◆ TASK ITEM ◆
For each line below that includes the word "true", make a copy.
************
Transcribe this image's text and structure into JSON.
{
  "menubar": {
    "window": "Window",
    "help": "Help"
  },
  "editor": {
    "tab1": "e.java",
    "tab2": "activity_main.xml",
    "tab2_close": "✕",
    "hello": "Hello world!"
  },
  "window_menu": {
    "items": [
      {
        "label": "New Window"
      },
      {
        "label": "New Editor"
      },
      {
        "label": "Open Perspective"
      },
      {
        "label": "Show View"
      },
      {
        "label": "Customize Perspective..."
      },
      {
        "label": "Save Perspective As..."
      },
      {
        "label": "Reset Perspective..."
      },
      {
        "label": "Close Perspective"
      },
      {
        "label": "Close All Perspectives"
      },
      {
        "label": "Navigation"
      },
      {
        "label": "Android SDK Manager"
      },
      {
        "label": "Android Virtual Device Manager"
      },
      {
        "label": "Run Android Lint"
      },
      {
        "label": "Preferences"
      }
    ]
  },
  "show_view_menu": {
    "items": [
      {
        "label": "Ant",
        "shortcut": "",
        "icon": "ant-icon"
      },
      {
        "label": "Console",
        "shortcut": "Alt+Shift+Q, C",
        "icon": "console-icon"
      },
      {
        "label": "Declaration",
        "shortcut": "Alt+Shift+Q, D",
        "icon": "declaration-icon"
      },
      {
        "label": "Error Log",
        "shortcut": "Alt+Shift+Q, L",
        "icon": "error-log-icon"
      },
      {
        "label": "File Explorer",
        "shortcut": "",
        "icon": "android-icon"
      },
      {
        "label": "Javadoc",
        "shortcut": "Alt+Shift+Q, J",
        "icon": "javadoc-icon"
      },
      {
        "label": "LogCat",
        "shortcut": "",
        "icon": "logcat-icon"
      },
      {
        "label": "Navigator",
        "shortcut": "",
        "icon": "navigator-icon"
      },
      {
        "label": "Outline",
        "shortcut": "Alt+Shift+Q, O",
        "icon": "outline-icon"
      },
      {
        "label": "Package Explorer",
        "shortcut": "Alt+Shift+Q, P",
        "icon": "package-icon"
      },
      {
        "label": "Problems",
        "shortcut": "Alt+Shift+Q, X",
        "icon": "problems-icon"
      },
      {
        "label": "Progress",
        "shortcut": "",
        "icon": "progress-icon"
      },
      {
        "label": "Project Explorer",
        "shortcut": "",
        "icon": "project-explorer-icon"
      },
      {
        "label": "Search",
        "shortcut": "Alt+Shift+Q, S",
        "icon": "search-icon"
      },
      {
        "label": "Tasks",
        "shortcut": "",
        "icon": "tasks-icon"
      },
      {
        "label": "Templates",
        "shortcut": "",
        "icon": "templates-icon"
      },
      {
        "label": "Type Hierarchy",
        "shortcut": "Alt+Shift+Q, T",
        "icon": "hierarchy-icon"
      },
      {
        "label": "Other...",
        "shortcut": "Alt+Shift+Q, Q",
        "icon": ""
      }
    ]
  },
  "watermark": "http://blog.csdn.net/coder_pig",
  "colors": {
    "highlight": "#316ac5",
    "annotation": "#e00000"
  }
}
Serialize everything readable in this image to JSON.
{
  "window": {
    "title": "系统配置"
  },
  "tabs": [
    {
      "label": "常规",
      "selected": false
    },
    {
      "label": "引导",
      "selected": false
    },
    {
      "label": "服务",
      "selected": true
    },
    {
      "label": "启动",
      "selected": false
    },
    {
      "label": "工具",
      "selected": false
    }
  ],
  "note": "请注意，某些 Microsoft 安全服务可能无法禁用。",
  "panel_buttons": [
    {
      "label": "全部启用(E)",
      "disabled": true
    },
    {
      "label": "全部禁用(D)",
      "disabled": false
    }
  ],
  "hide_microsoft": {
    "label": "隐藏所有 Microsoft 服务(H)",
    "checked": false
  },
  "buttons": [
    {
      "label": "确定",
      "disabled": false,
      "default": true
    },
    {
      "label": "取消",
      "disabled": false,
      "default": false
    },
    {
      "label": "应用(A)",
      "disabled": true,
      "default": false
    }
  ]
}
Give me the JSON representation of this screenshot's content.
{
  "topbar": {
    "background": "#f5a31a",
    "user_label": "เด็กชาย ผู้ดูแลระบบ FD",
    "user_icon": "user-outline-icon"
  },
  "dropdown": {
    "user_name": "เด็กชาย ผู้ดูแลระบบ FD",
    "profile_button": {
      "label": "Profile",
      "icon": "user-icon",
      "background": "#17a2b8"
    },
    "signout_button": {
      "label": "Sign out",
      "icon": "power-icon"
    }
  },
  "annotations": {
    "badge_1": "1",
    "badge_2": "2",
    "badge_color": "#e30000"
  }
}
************
◆ RESPONSE AREA ◆
      "selected": true
      "disabled": true
      "default": true
      "disabled": true,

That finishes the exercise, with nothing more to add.